When people ask what I do for a living, then nod sagely, I wonder if they know what type of tasks I undertake? What is a typical day for a graphic designer? Well, there is no such thing, which is one of the reasons I love my job.
A day can drag by doing tedious admin or fill me with excitement as I embark on the first ideas for a new project. I can attend a networking meeting with scores of people followed by further client meetings during the day, or I can spend my day completely alone.
I made a note of everything I did one Thursday last month; this is a record of my day.
Often I start the morning with my email turned off so that I can have an hour or so concentrating on a task I really want to get done without any interruptions. That wasn’t the case today though, as I started work late at 10.00 am. I checked and replied to my emails and arranged a phone meeting with a client. So far, so boring.
I then checked my social media channels and analytics, and engaged with connections – something I like. My team is virtual and we are sitting in our respective offices in London, Basingstoke and Bristol so I often don’t get to see people face-to-face. Talking to people on LinkedIn fills that gap for me, with the added bonus of getting to know my connections better.
10.45: Over the phone I received initial feedback from a client on the new Squarespace website I am designing for him (now finished). All seems well. He initially presented his content exactly as I would have wished, so amendments are few and will be easy to do.
11.30: I needed to identify a typeface for a job I’ll be working on later. There are two resources I use for this: Identifont and What the Font. Unfortunately neither of these was successful as I had so few characters to feed into the software. Luckily I have a very good knowledge of typography and access to thousands of fonts, so although I couldn’t find an exact match, I found one almost exactly the same – in fact it’s nicer!
11.45: Whilst finding a suitable font, I discovered some glitches in my Adobe account. I’m sure I’m not the only graphic designer who hates admin and techie tasks, and my heart sank at the thought of fixing these. Luckily this only took up 15 minutes of my time.
12.00: Continuing from yesterday, I carried on redrawing a client’s logo (in Adobe Illustrator) using the new typeface I discovered earlier. I also redrew a selection of existing branded graphics we could use in accompanying marketing materials (reports, presentation, etc) and came up with a couple of new ones.
2.15: I always have a lunch break, ideally with a change of scene, and today was no exception.
3.15: A client’s WordPress website needed some some minor changes to one of its headers and another two originating (in Adobe Photoshop).

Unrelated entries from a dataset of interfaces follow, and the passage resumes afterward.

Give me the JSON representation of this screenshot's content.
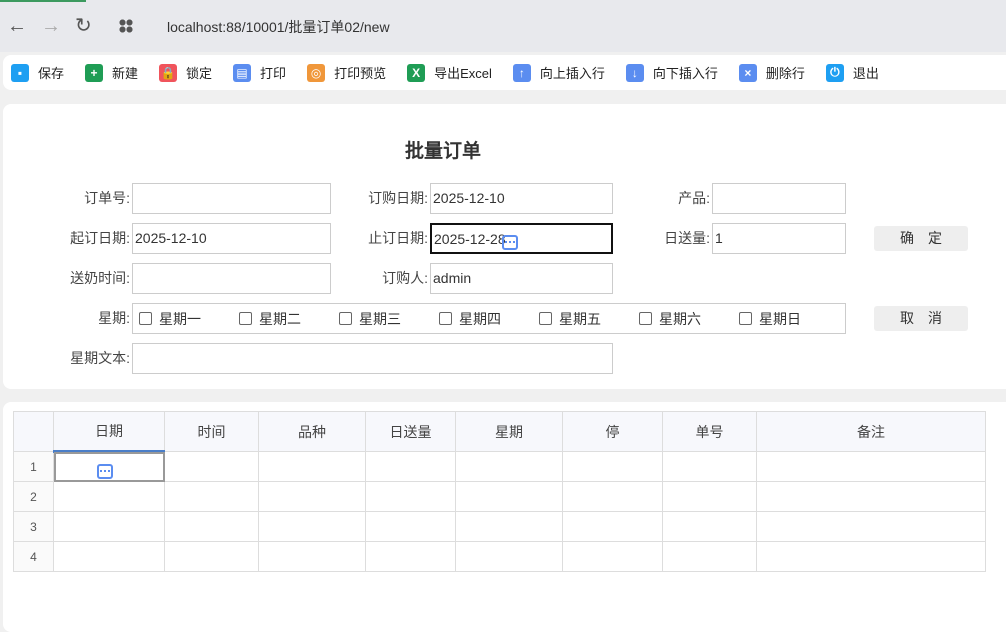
{
  "browser": {
    "url": "localhost:88/10001/批量订单02/new",
    "back": "←",
    "forward": "→",
    "reload": "↻"
  },
  "toolbar": [
    {
      "label": "保存",
      "icon": "save-icon",
      "color": "#1e9ff2",
      "glyph": "▪"
    },
    {
      "label": "新建",
      "icon": "new-icon",
      "color": "#1f9d55",
      "glyph": "+"
    },
    {
      "label": "锁定",
      "icon": "lock-icon",
      "color": "#f0545c",
      "glyph": "🔒"
    },
    {
      "label": "打印",
      "icon": "printer-icon",
      "color": "#5b8df0",
      "glyph": "▤"
    },
    {
      "label": "打印预览",
      "icon": "print-preview-icon",
      "color": "#f0973a",
      "glyph": "◎"
    },
    {
      "label": "导出Excel",
      "icon": "excel-icon",
      "color": "#1f9d55",
      "glyph": "X"
    },
    {
      "label": "向上插入行",
      "icon": "insert-above-icon",
      "color": "#5b8df0",
      "glyph": "↑"
    },
    {
      "label": "向下插入行",
      "icon": "insert-below-icon",
      "color": "#5b8df0",
      "glyph": "↓"
    },
    {
      "label": "删除行",
      "icon": "delete-row-icon",
      "color": "#5b8df0",
      "glyph": "×"
    },
    {
      "label": "退出",
      "icon": "power-icon",
      "color": "#1e9ff2",
      "glyph": "⏻"
    }
  ],
  "form": {
    "title": "批量订单",
    "order_no": {
      "label": "订单号:",
      "value": ""
    },
    "order_date": {
      "label": "订购日期:",
      "value": "2025-12-10"
    },
    "product": {
      "label": "产品:",
      "value": ""
    },
    "start_date": {
      "label": "起订日期:",
      "value": "2025-12-10"
    },
    "end_date": {
      "label": "止订日期:",
      "value": "2025-12-28"
    },
    "daily_qty": {
      "label": "日送量:",
      "value": "1"
    },
    "delivery_time": {
      "label": "送奶时间:",
      "value": ""
    },
    "buyer": {
      "label": "订购人:",
      "value": "admin"
    },
    "weekday": {
      "label": "星期:",
      "options": [
        "星期一",
        "星期二",
        "星期三",
        "星期四",
        "星期五",
        "星期六",
        "星期日"
      ]
    },
    "weekday_text": {
      "label": "星期文本:",
      "value": ""
    },
    "confirm": "确定",
    "cancel": "取消"
  },
  "grid": {
    "columns": [
      "日期",
      "时间",
      "品种",
      "日送量",
      "星期",
      "停",
      "单号",
      "备注"
    ],
    "rows": [
      "1",
      "2",
      "3",
      "4"
    ]
  }
}
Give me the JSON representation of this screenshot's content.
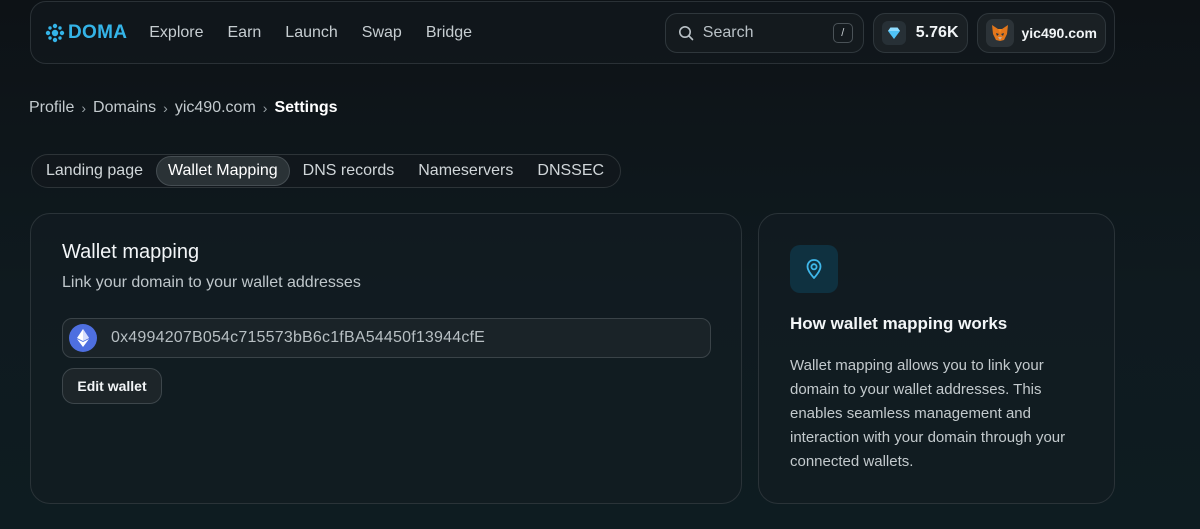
{
  "brand": {
    "name": "DOMA",
    "color": "#34b4e8"
  },
  "nav": {
    "links": [
      "Explore",
      "Earn",
      "Launch",
      "Swap",
      "Bridge"
    ],
    "search": {
      "placeholder": "Search",
      "shortcut": "/"
    },
    "points": {
      "icon": "gem-icon",
      "value": "5.76K"
    },
    "account": {
      "icon": "fox-icon",
      "name": "yic490.com"
    }
  },
  "breadcrumb": {
    "items": [
      "Profile",
      "Domains",
      "yic490.com"
    ],
    "current": "Settings"
  },
  "tabs": [
    {
      "label": "Landing page",
      "active": false
    },
    {
      "label": "Wallet Mapping",
      "active": true
    },
    {
      "label": "DNS records",
      "active": false
    },
    {
      "label": "Nameservers",
      "active": false
    },
    {
      "label": "DNSSEC",
      "active": false
    }
  ],
  "wallet_mapping": {
    "title": "Wallet mapping",
    "subtitle": "Link your domain to your wallet addresses",
    "address_icon": "ethereum-icon",
    "address": "0x4994207B054c715573bB6c1fBA54450f13944cfE",
    "edit_label": "Edit wallet"
  },
  "info": {
    "icon": "map-pin-icon",
    "title": "How wallet mapping works",
    "body": "Wallet mapping allows you to link your domain to your wallet addresses. This enables seamless management and interaction with your domain through your connected wallets."
  }
}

4.15 : Last week I designed some web banners and email signatures. My client asked me to create an Instagram branded post as part of the same campaign (see below). I used Adobe InDesign for this.
5.15: My working day usually finishes around 6pm, so 5.15 is a bit late to start something new. I ended the working day by reading a couple of chapters of The Human Edge, our Business Book Club’s choice for the month. I’m really glad Amanda Cullen started and runs this group, as I prefer to read fiction. Being accountable to the club forces me to read this type of book – and surprisingly I usually enjoy it. You can read my review here.
So there you have it. Was that a typical day for a graphic designer? Not really. Adobe InDesign is the programme I use nearly all the time and it was very under-represented today. Also there’s usually have a bit more admin and project management to do. The day may not have been typical but it was certainly enjoyable.
About the author
Annette Peppis leads the team at Peppis Designworks, a creative hub of established publishing industry experts who create books, branding, marketing material and design templates for leading publishers and businesses. Keep in touch by subscribing to Annette’s bi-monthly emails.